near 3,000 feet.
Bring along your curiosity and your sense
of adventure as you take in the beautiful mountain backdrop,
desert wildflowers, cacti and wildlife that call this
Hiking and riding on the trails are popular activities,
with eight trails varying in length and difficulty. The
Romero Ruin Interpretive Trail (3/4-mi.) meanders through
the ruins of a prehistoric Hohokam village site that is
over a thousand years old. The mile-long Nature Trail
offers beautiful vistas of the Sonoran Desert and Santa
Catalina Mountains, with signs explaining the desert ecosystem
and its inhabitants. The Romero Canyon Trail (7.2 mi.)
and the Sutherland Trail (10.5 mi.) offer longer, more
strenuous hikes through beautiful desert terrain and riparian
canyons. Both climb to cool natural pools and connect
with other Coronado National Forest trails which continue
on to Mount Lemmon at the top of the Catalina Mountains.
The Canyon Loop Trail (2.3 mi.) is representative of the
various habitat types found in the park. The 50-Year Trail
(7.8 mi.) is popular with equestrians and mountain-bikers,
and the Birding Trail (1 mi.) offers hikers a chance to
see some of the park's 170+ species of birds in three
different types of habitats. The Bridle Trail (1.4 mi)
is the only completely flat trail in the park, connecting
the Equestrian Center with the main trail head.
The park is located on State Hwy. 77 (Oracle Road) at
mile marker 81, just 9 miles north of Tucson and 6 miles
north of Ina Road. Download a directional map.
Open 365 days a year. Day-use hours are 5:00a.m. to 10:00p.m.
Visitor Center hours are 8:00a.m. to 5:00p.m. Checkout
time for overnight campers is 2:00p.m.
Pets must be kept on a leash.
Wood fires and ground fires are prohibited, except in

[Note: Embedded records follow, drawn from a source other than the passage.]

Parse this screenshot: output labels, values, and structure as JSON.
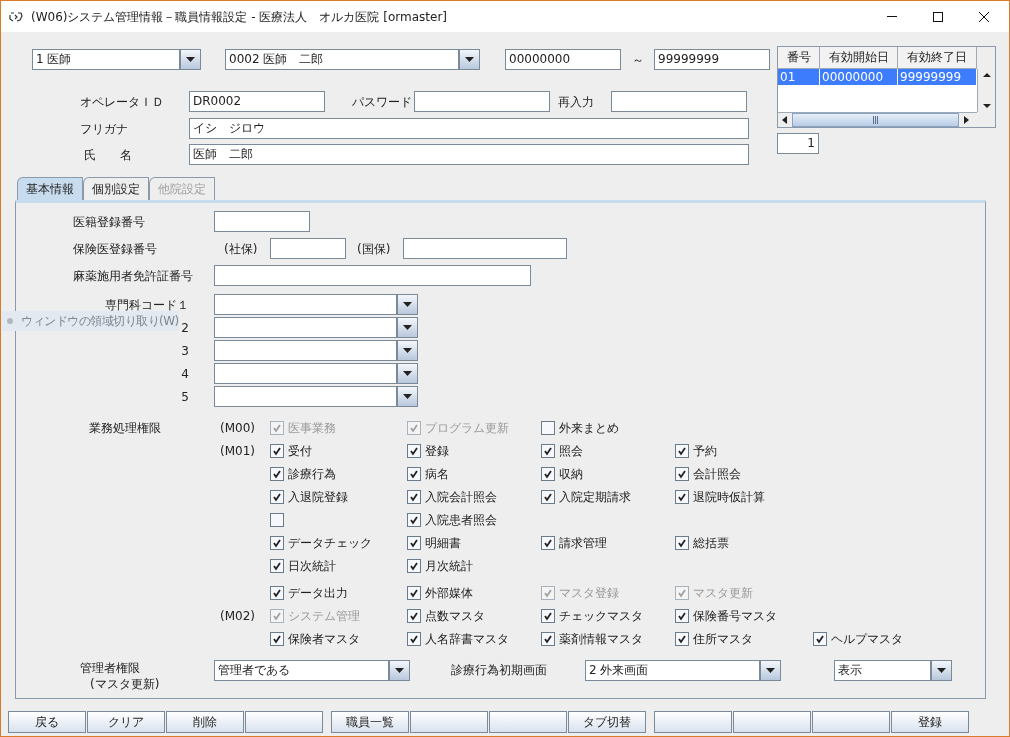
{
  "window": {
    "title": "(W06)システム管理情報－職員情報設定 - 医療法人　オルカ医院  [ormaster]"
  },
  "selectors": {
    "type": {
      "value": "1 医師"
    },
    "staff": {
      "value": "0002 医師　二郎"
    },
    "date_from": {
      "value": "00000000"
    },
    "range_mark": "～",
    "date_to": {
      "value": "99999999"
    }
  },
  "period_table": {
    "columns": [
      "番号",
      "有効開始日",
      "有効終了日"
    ],
    "rows": [
      {
        "cells": [
          "01",
          "00000000",
          "99999999"
        ],
        "selected": true
      }
    ],
    "count": "1"
  },
  "operator": {
    "id_label": "オペレータＩＤ",
    "id_value": "DR0002",
    "password_label": "パスワード",
    "reenter_label": "再入力",
    "kana_label": "フリガナ",
    "kana_value": "イシ　ジロウ",
    "name_label": "氏　　名",
    "name_value": "医師　二郎"
  },
  "tabs": [
    {
      "label": "基本情報",
      "selected": true,
      "disabled": false
    },
    {
      "label": "個別設定",
      "selected": false,
      "disabled": false
    },
    {
      "label": "他院設定",
      "selected": false,
      "disabled": true
    }
  ],
  "basic": {
    "registry_label": "医籍登録番号",
    "insurance_label": "保険医登録番号",
    "shaho_label": "(社保)",
    "kokuho_label": "(国保)",
    "narcotic_label": "麻薬施用者免許証番号",
    "specialty_codes": [
      {
        "label": "専門科コード１"
      },
      {
        "label": "2"
      },
      {
        "label": "3"
      },
      {
        "label": "4"
      },
      {
        "label": "5"
      }
    ],
    "permissions_label": "業務処理権限",
    "permission_rows": [
      {
        "group": "(M00)",
        "items": [
          {
            "label": "医事業務",
            "checked": true,
            "disabled": true
          },
          {
            "label": "プログラム更新",
            "checked": true,
            "disabled": true
          },
          {
            "label": "外来まとめ",
            "checked": false,
            "disabled": false
          }
        ]
      },
      {
        "group": "(M01)",
        "items": [
          {
            "label": "受付",
            "checked": true,
            "disabled": false
          },
          {
            "label": "登録",
            "checked": true,
            "disabled": false
          },
          {
            "label": "照会",
            "checked": true,
            "disabled": false
          },
          {
            "label": "予約",
            "checked": true,
            "disabled": false
          }
        ]
      },
      {
        "items": [
          {
            "label": "診療行為",
            "checked": true,
            "disabled": false
          },
          {
            "label": "病名",
            "checked": true,
            "disabled": false
          },
          {
            "label": "収納",
            "checked": true,
            "disabled": false
          },
          {
            "label": "会計照会",
            "checked": true,
            "disabled": false
          }
        ]
      },
      {
        "items": [
          {
            "label": "入退院登録",
            "checked": true,
            "disabled": false
          },
          {
            "label": "入院会計照会",
            "checked": true,
            "disabled": false
          },
          {
            "label": "入院定期請求",
            "checked": true,
            "disabled": false
          },
          {
            "label": "退院時仮計算",
            "checked": true,
            "disabled": false
          }
        ]
      },
      {
        "items": [
          {
            "checked": false,
            "disabled": false
          },
          {
            "label": "入院患者照会",
            "checked": true,
            "disabled": false
          }
        ]
      },
      {
        "items": [
          {
            "label": "データチェック",
            "checked": true,
            "disabled": false
          },
          {
            "label": "明細書",
            "checked": true,
            "disabled": false
          },
          {
            "label": "請求管理",
            "checked": true,
            "disabled": false
          },
          {
            "label": "総括票",
            "checked": true,
            "disabled": false
          }
        ]
      },
      {
        "items": [
          {
            "label": "日次統計",
            "checked": true,
            "disabled": false
          },
          {
            "label": "月次統計",
            "checked": true,
            "disabled": false
          }
        ]
      },
      {
        "items": [
          {
            "label": "データ出力",
            "checked": true,
            "disabled": false
          },
          {
            "label": "外部媒体",
            "checked": true,
            "disabled": false
          },
          {
            "label": "マスタ登録",
            "checked": true,
            "disabled": true
          },
          {
            "label": "マスタ更新",
            "checked": true,
            "disabled": true
          }
        ]
      },
      {
        "group": "(M02)",
        "items": [
          {
            "label": "システム管理",
            "checked": true,
            "disabled": true
          },
          {
            "label": "点数マスタ",
            "checked": true,
            "disabled": false
          },
          {
            "label": "チェックマスタ",
            "checked": true,
            "disabled": false
          },
          {
            "label": "保険番号マスタ",
            "checked": true,
            "disabled": false
          }
        ]
      },
      {
        "items": [
          {
            "label": "保険者マスタ",
            "checked": true,
            "disabled": false
          },
          {
            "label": "人名辞書マスタ",
            "checked": true,
            "disabled": false
          },
          {
            "label": "薬剤情報マスタ",
            "checked": true,
            "disabled": false
          },
          {
            "label": "住所マスタ",
            "checked": true,
            "disabled": false
          },
          {
            "label": "ヘルプマスタ",
            "checked": true,
            "disabled": false
          }
        ]
      }
    ],
    "admin_label": "管理者権限",
    "admin_sublabel": "(マスタ更新)",
    "admin_value": "管理者である",
    "initial_screen_label": "診療行為初期画面",
    "initial_screen_value": "2 外来画面",
    "display_value": "表示"
  },
  "function_keys": [
    [
      {
        "kind": "labeled",
        "label": "戻る"
      },
      {
        "kind": "labeled",
        "label": "クリア"
      },
      {
        "kind": "labeled",
        "label": "削除"
      },
      {
        "kind": "blank"
      }
    ],
    [
      {
        "kind": "labeled",
        "label": "職員一覧"
      },
      {
        "kind": "blank"
      },
      {
        "kind": "blank"
      },
      {
        "kind": "labeled",
        "label": "タブ切替"
      }
    ],
    [
      {
        "kind": "blank"
      },
      {
        "kind": "blank"
      },
      {
        "kind": "blank"
      },
      {
        "kind": "labeled",
        "label": "登録"
      }
    ]
  ],
  "overlay_hint": "ウィンドウの領域切り取り(W)"
}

Natural materials/features in the park are protected.
Camping is limited to 14 nights in a 30-day period.
Generator hrs: 8 a.m. - 8 p.m. Quiet hrs: 10 p.m. - 7